- **Task material**:
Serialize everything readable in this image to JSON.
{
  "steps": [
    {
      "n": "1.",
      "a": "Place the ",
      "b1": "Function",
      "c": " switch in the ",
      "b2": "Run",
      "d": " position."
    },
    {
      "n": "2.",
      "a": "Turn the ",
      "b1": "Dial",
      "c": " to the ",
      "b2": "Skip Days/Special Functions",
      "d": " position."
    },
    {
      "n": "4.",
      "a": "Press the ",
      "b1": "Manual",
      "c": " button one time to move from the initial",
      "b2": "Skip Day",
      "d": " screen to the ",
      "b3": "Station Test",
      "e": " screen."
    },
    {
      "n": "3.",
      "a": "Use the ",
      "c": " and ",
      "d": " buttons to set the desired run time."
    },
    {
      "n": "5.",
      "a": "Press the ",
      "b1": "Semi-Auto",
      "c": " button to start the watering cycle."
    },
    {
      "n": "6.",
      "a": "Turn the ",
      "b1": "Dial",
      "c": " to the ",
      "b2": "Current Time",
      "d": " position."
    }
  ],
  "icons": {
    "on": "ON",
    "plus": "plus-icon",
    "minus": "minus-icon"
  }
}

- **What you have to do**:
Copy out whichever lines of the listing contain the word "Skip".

- **Exercise result**:
      "b2": "Skip Days/Special Functions",
      "b2": "Skip Day",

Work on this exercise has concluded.